The Portuguese takeover of Creme Organization continues apace here as the inimitable IVVVO makes his full debut on the iconic label from Den Haag with the wonderfully titled Mark Leckey Made Me Hardcore. Paying clear homage to the London based installation artist, this three-track release arrives hot on the heels of IVVVO's split release for Creme with fellow Portugeezer Lake Haze and has some truly wonderful sleeve art from Godspill.
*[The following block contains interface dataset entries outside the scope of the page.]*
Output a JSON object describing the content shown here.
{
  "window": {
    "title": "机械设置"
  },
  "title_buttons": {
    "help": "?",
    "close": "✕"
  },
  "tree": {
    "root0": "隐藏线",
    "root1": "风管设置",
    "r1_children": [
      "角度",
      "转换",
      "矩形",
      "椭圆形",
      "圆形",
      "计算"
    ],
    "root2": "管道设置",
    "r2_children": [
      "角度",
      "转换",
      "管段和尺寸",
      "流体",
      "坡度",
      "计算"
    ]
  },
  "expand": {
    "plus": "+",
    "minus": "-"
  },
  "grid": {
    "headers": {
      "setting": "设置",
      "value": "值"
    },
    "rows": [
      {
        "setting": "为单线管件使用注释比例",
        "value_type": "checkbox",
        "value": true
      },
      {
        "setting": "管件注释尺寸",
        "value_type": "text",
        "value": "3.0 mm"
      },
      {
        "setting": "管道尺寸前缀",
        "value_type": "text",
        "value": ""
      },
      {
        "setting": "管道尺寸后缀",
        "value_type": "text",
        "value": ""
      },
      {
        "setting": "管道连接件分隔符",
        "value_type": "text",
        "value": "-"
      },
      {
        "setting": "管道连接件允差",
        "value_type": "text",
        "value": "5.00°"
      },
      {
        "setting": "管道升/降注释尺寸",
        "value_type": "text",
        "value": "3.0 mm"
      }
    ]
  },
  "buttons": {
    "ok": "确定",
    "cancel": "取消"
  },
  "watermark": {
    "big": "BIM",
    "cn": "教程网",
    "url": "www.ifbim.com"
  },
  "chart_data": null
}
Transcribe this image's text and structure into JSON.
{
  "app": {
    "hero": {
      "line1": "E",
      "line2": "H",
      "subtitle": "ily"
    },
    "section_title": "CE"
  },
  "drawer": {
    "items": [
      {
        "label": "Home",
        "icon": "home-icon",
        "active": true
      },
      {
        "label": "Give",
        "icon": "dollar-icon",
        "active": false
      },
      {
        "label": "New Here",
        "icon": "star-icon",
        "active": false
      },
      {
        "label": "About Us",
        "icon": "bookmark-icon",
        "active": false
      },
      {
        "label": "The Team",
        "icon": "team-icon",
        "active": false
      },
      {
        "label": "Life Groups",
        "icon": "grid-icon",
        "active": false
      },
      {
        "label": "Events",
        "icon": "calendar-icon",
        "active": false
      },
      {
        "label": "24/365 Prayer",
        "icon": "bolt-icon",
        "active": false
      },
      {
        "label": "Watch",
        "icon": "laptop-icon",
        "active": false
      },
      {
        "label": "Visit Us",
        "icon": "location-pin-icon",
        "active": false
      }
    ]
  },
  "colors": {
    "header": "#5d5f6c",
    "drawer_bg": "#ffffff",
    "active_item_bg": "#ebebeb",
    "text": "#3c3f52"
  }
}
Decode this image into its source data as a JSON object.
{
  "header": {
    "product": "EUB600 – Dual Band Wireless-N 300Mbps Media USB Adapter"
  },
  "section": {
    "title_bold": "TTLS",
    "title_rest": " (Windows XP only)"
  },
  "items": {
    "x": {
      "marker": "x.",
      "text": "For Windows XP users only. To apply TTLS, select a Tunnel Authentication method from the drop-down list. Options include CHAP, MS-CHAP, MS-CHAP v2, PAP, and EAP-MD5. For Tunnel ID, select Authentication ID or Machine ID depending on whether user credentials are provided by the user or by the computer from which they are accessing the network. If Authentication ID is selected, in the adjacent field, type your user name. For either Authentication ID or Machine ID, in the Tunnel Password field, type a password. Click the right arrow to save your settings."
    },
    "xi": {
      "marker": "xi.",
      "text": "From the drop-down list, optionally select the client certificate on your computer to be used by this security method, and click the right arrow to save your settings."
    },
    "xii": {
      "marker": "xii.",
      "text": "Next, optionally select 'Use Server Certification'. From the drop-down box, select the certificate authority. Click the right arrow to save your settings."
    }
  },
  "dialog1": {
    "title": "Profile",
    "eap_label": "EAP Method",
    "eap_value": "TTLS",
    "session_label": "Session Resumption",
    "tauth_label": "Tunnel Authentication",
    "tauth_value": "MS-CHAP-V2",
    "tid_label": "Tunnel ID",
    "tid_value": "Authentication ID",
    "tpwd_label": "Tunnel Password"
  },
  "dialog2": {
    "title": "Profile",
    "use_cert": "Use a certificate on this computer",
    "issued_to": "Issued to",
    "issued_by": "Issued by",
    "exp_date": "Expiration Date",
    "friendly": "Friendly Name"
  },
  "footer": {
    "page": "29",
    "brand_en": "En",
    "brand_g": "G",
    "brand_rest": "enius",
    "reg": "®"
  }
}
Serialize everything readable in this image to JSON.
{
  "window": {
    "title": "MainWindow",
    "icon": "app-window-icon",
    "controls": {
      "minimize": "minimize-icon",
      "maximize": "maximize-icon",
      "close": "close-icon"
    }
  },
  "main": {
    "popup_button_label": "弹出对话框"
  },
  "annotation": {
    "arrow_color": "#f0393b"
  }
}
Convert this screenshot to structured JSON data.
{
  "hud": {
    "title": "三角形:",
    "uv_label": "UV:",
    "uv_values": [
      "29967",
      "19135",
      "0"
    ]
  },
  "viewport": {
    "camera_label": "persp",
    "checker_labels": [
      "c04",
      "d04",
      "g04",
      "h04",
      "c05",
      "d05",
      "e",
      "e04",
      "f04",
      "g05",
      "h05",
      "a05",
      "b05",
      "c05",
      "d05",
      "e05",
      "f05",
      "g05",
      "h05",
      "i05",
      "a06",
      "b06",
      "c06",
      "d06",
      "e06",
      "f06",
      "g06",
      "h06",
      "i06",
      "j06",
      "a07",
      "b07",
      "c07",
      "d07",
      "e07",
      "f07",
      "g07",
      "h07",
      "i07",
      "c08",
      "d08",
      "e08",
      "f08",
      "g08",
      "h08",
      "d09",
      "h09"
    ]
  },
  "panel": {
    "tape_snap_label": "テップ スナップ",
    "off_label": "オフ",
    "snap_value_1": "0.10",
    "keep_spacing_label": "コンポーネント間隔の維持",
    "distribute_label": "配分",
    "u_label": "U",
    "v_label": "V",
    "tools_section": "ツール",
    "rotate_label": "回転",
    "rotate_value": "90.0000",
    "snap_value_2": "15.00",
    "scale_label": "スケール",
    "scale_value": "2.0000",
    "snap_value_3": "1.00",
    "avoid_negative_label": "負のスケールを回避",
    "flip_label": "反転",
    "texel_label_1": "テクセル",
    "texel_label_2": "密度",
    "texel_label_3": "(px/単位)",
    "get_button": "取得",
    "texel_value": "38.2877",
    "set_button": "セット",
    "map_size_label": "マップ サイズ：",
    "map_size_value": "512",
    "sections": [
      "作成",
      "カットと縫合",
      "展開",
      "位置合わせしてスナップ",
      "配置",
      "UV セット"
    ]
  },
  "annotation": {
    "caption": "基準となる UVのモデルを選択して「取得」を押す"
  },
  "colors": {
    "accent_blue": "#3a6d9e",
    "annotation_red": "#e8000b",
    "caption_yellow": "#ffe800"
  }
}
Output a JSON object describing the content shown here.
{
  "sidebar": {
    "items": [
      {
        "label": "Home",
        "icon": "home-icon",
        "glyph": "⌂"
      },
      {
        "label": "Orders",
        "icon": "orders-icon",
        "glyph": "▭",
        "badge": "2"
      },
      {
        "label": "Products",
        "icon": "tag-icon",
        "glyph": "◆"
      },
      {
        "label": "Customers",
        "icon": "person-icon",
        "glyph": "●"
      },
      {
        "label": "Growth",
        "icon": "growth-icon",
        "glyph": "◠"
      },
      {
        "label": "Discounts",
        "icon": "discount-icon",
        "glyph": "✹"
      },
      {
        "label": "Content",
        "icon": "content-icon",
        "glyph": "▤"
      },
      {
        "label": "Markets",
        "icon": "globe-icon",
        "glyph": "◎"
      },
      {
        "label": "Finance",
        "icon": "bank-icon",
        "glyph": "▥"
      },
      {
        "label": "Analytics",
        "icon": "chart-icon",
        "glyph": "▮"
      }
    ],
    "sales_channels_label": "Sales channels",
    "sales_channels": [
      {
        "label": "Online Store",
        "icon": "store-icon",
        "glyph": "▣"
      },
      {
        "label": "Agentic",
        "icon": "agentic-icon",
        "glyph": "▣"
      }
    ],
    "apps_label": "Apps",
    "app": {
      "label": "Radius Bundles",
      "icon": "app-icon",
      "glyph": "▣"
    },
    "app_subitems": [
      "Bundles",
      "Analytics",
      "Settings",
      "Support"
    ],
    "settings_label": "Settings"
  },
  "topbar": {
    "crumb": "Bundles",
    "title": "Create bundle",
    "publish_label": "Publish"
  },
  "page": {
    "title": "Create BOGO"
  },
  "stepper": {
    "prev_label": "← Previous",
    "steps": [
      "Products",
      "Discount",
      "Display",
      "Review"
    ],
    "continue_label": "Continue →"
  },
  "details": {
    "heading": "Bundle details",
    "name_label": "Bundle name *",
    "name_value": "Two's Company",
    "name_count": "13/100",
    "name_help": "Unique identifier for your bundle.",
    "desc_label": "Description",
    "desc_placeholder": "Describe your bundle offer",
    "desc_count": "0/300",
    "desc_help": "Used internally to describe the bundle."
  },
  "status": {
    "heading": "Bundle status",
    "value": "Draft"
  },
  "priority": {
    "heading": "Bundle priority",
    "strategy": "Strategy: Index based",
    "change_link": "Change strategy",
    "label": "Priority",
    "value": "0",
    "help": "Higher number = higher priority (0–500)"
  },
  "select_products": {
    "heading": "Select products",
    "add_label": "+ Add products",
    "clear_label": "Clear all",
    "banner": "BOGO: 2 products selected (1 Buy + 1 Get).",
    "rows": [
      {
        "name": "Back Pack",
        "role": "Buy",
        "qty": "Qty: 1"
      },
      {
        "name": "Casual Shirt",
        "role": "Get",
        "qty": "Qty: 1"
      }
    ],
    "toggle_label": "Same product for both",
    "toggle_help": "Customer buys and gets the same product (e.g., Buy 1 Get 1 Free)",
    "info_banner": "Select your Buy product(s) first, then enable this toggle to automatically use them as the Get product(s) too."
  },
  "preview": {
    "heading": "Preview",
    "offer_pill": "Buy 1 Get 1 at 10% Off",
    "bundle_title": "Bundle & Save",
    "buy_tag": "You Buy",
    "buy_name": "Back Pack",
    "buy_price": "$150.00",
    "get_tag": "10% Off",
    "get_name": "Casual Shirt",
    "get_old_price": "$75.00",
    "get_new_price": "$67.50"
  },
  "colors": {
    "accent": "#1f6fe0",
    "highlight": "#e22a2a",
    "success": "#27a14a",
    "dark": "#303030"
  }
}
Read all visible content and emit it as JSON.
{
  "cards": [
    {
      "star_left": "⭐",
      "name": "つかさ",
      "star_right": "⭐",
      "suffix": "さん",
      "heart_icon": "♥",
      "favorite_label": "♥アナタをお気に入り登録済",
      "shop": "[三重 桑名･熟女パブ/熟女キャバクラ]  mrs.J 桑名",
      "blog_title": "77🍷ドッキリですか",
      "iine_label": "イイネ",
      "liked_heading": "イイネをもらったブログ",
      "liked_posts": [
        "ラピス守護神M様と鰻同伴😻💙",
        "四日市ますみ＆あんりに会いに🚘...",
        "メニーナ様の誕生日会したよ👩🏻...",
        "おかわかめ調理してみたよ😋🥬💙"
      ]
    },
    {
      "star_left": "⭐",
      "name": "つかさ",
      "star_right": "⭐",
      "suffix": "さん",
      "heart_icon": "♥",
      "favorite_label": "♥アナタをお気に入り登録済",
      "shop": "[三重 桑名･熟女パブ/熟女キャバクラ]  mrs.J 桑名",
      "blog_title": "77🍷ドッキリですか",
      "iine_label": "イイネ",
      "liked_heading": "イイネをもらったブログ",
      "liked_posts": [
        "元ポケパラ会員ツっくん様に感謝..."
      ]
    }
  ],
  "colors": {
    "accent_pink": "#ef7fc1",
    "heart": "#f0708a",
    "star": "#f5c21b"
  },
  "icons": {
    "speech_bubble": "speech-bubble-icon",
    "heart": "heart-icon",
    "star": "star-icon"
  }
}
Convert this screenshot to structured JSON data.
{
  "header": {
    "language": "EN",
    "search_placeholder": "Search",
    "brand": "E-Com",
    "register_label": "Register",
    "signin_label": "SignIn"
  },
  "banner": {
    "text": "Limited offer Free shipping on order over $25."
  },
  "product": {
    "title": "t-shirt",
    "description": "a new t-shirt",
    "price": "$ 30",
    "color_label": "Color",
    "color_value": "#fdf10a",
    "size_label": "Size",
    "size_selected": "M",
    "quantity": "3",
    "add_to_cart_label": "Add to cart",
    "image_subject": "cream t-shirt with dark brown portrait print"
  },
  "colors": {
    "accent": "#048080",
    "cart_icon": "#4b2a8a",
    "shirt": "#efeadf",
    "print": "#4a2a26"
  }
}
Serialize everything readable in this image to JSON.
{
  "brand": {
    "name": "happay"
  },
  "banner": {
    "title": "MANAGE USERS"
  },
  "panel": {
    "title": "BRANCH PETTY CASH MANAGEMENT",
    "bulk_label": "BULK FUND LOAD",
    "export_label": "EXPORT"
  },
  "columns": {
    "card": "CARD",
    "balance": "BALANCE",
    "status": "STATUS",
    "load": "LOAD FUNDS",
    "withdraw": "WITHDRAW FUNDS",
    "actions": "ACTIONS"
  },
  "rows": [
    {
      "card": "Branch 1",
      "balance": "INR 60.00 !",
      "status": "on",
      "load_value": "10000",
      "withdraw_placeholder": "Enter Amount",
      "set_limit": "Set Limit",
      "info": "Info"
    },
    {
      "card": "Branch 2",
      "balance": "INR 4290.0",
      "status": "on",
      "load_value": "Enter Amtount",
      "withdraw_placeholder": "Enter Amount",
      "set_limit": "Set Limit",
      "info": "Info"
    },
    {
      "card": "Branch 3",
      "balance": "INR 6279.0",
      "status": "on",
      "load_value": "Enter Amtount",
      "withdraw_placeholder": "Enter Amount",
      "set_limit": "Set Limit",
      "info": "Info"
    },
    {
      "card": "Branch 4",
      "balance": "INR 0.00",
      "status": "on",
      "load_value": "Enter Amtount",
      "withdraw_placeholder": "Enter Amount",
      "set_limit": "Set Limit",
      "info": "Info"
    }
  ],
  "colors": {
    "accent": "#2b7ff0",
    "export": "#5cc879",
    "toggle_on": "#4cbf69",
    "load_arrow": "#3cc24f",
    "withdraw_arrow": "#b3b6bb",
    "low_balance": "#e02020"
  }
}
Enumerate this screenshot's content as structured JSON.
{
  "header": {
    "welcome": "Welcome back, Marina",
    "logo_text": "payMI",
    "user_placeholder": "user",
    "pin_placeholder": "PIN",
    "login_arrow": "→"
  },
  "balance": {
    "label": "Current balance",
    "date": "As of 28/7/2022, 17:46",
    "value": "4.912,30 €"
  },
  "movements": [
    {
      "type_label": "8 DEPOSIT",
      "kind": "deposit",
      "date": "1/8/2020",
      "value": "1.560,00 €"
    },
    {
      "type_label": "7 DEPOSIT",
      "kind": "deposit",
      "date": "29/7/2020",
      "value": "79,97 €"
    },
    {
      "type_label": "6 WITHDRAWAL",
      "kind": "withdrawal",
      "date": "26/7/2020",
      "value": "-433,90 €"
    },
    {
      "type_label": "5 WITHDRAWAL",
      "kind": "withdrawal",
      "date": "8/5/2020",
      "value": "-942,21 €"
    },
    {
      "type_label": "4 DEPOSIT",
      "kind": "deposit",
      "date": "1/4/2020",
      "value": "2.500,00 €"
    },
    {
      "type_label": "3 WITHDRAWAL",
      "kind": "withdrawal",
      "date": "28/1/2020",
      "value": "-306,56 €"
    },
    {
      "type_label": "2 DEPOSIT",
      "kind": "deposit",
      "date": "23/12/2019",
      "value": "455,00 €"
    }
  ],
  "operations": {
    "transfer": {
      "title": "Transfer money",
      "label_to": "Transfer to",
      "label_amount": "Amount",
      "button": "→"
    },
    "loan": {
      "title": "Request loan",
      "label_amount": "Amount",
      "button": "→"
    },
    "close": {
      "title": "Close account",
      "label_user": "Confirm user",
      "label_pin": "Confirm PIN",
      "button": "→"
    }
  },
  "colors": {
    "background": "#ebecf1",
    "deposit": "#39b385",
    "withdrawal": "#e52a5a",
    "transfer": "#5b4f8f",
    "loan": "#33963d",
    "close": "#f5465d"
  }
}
In terms of music, IVVVO seems to be exploring the spectral rave that has served him so well in the past on lead track "Raised" though "0000" is the kind of cut you'd hear wedged deep into an Actress record circa 2011. Inbetween "Our Journey" veers down an abstract techno hole with some quite brilliant vocal loop manipulation. And the odd dog bark.
The latest release on Psyk's label is a heads-down affair from Italian producer Chevel. In its most extreme form, this takes the form of "2020", where high-pitched squeals and shrieks are set to a tough, pacey rhythm. However, the more rewarding tracks see Chevel explore a more subtle approach. "Noflit" is based on contrasts with a combination of a rubbery bass and tough, distorted drums. "Summer" just as understated with a mysterious synth line cloaking the arrangement's percussive slivers. However, Chevel also understands the demands of the dance floor and "Detrimental", with its blip, bleeps and tough beats is sure to cause mayhem whenever it's dropped.